Problem details:
Among these records, which lines include "коктал"? Copy them out.

Data in this exercise section start

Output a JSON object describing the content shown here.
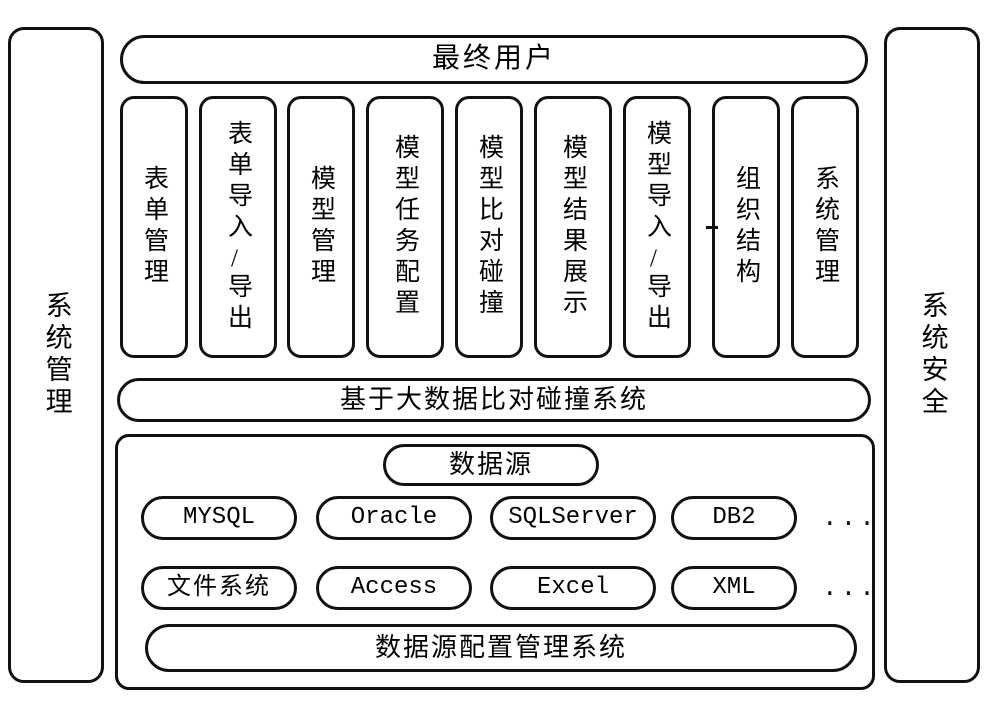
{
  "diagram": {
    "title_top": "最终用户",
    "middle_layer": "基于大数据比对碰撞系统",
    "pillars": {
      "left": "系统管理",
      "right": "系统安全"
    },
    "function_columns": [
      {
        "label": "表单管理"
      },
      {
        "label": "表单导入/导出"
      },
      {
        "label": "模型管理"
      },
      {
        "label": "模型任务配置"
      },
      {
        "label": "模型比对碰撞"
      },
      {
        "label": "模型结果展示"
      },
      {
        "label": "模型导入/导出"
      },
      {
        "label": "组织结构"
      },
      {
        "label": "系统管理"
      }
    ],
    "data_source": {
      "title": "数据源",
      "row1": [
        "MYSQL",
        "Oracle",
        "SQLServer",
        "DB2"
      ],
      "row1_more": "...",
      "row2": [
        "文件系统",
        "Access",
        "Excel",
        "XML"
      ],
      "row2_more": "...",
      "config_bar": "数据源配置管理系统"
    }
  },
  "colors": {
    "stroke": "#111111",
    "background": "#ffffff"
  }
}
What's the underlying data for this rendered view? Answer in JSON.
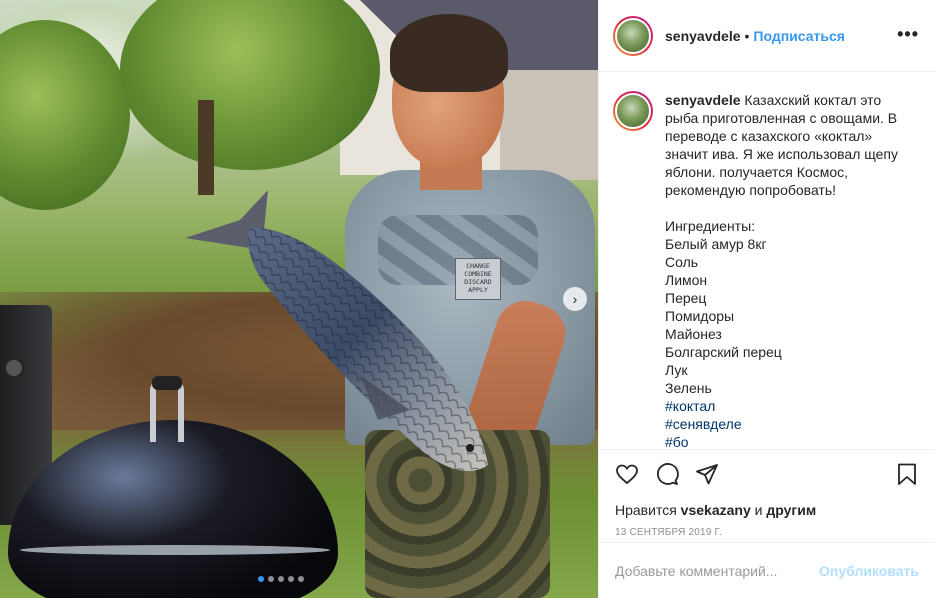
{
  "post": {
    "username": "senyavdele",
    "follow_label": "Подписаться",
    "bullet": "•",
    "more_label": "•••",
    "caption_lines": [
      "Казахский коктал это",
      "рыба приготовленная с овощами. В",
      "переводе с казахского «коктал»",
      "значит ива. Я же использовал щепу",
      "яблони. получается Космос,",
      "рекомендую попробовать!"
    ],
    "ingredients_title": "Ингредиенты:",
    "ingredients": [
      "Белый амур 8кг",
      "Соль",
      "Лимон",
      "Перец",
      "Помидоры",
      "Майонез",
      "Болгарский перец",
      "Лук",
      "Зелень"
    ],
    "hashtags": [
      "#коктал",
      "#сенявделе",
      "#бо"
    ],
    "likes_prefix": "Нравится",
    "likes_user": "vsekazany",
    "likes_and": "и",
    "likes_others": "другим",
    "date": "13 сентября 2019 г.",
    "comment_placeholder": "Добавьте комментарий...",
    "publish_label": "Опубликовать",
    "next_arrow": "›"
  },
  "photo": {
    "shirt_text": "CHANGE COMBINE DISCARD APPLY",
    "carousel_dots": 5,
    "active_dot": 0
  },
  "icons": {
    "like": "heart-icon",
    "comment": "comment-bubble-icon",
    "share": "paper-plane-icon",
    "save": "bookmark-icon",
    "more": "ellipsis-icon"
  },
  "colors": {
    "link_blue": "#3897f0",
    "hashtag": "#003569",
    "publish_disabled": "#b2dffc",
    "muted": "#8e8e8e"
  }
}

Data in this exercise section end

Task solution:
      "Казахский коктал это",
      "переводе с казахского «коктал»",
      "#коктал",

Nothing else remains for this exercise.